Complications with smoking and your eyes are related to the myriad chemicals in cigarette smoke. But is nicotine one of those chemicals? And, if so, are you any safer using a nicotine replacement therapy to help kick the habit and reduce your risks for macular degeneration and cataracts?
There are over 4,000 known chemicals in cigarette smoke. These chemicals do various things to your eyes including increasing oxidative stress. Nicotine alone does not increase oxidative stress, but it does constrict blood vessels, reducing necessary blood flow to the eyes. In addition, nicotine can slow or completely stop the production of rhodospin, the chemical pigment responsible for proper night vision. This means when you quit smoking cigarettes with a nicotine replacement such as patches, gum, or an e-cigarette, you eliminate the damage being done by many of the chemicals, but not the damage being done by nicotine itself.
Here’s the good news: people who use nicotine replacement therapy to quit smoking have a higher rate of success than those who choose to quit cold turkey. Since 90 percent of nicotine is metabolized by your liver as soon as it hits your system, only 10 percent remains after you have stopped using a nicotine replacement therapy. This remaining 10 percent can stay for up to 30 days, but will eventually clear from your body. Once cleared, future damage from cigarette smoking and nicotine is eliminated.
While there is no way to undo the damage already done to your eyes by cigarettes, it is always best to quit smoking. Your eye doctor can discuss this with you in full detail during your regularly scheduled eye exams.

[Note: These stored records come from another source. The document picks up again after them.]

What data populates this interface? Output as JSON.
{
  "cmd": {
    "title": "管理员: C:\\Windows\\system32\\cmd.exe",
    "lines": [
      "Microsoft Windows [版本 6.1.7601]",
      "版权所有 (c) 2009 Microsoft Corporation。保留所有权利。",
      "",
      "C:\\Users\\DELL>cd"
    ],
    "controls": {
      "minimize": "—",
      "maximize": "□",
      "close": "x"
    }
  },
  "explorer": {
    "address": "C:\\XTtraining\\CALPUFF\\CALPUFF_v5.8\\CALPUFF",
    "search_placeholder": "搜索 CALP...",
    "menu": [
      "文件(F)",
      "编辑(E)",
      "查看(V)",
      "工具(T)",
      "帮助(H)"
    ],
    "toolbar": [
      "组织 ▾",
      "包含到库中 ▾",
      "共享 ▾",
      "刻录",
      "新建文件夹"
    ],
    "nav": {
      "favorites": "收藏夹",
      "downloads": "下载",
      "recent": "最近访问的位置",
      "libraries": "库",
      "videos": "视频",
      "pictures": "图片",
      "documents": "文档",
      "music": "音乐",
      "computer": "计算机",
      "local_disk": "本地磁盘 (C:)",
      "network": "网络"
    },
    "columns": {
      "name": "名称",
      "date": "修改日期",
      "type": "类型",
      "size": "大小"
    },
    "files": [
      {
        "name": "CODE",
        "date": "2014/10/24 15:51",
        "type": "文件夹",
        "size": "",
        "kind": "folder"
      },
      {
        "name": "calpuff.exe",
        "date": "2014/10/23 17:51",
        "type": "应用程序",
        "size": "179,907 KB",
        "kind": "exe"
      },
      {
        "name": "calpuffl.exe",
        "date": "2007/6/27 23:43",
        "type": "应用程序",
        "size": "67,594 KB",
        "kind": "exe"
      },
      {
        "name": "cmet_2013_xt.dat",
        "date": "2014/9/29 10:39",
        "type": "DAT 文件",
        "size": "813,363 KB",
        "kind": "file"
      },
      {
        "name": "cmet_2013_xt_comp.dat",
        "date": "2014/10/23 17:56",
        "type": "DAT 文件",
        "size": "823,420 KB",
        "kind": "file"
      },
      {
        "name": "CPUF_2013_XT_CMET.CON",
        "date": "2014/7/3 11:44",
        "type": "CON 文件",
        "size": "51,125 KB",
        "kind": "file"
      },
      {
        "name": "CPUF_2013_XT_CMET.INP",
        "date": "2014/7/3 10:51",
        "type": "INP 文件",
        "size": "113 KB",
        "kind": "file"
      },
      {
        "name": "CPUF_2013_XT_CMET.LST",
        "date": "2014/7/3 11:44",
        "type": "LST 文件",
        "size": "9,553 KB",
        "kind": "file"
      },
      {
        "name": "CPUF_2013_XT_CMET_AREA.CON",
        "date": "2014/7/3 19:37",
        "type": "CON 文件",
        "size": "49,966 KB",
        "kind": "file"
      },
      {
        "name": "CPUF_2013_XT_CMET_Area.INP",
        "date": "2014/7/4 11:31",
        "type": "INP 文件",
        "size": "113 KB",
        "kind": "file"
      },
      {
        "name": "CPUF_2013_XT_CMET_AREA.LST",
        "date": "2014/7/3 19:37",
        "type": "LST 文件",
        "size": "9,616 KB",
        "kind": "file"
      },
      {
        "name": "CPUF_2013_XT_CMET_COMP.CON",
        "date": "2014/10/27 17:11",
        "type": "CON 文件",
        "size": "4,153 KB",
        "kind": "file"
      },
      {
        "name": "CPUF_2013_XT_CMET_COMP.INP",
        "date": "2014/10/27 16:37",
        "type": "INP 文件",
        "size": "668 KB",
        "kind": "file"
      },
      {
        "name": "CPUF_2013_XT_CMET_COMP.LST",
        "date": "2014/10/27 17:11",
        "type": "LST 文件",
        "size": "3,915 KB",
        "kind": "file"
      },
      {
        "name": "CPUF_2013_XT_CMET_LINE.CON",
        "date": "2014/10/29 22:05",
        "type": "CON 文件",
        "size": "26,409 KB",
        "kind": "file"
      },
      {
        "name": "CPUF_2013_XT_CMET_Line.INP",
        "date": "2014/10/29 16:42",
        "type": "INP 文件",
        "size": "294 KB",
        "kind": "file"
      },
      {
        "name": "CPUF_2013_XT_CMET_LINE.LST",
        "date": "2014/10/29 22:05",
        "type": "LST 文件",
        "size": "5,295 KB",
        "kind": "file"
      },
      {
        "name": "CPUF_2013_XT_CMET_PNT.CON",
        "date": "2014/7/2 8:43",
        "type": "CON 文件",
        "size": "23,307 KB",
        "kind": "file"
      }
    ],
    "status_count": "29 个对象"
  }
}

To learn more about protecting your vision, please visit eyes.com to find an eye doctor in your area today.